On the other hand the issue of price could prove to be a headache for Sky, even with the proposed discounts. Many of their rivals are now building alternative FTTP networks and some of those are already offering or planning to offer related services at an aggressively reduced price point (e.g. we expect Vodafone / Cityfibre to do this and Hyperoptic already do the same). Matching this on Openreach’s network would be difficult.
The newspaper article further hints that Sky may not pass the wholesale discounts on to customers due to marketing spend and the extra investment needed to support new network capacity / support systems, which may further weaken their ability to challenge. The key advantage they have though is that Openreach has the scale to build faster, much faster, than their rivals.
This might not quite be the co-funding arrangement that Openreach was hoping for but having the country’s second largest broadband ISP put some weight behind their FTTP/G.fast solutions is still an important development.
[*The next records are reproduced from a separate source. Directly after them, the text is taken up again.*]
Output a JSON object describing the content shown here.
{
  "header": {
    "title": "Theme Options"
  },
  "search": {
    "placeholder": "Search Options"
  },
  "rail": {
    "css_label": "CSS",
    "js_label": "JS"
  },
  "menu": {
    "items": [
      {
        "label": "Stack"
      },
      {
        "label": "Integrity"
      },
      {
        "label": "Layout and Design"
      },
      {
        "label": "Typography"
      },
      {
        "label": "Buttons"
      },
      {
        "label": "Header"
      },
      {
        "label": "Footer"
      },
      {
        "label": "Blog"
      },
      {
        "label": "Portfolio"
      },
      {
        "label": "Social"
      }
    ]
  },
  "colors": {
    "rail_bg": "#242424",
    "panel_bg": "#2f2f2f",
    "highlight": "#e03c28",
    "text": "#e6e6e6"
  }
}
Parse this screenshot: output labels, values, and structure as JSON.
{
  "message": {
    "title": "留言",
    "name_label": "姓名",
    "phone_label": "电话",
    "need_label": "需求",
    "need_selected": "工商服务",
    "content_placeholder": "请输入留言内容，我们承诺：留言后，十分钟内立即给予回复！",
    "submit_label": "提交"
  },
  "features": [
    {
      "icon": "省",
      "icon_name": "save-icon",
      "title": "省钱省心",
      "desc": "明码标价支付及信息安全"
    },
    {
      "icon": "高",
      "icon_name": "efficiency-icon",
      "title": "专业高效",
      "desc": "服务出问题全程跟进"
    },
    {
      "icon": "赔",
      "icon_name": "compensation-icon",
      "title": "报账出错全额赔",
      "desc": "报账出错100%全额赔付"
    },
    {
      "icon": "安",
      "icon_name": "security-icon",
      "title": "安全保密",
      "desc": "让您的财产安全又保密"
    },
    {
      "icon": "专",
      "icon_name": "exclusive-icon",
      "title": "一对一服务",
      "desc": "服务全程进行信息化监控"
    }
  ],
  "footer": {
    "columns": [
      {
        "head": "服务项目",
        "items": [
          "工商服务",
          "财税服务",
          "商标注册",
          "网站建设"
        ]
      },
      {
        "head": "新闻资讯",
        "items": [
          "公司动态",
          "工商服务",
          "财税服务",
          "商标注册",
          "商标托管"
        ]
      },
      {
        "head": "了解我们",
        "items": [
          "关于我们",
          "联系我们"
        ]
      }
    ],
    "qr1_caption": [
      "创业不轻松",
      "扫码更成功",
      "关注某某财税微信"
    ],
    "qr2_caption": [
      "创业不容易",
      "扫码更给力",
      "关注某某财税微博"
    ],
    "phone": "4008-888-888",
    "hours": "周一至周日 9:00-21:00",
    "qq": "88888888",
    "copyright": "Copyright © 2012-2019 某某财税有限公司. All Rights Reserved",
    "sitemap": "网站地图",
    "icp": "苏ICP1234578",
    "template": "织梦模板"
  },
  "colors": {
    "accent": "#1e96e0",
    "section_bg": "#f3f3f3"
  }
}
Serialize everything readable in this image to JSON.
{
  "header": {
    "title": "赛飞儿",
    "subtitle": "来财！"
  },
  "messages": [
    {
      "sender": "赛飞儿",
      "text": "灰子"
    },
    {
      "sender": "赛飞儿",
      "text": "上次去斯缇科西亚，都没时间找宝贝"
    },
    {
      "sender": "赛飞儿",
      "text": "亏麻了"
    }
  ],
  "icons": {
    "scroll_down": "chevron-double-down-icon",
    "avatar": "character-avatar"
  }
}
The race is on and we now await details on the first Sky Ultrafast Broadband packages, which we already know will be supported by a new wireless router.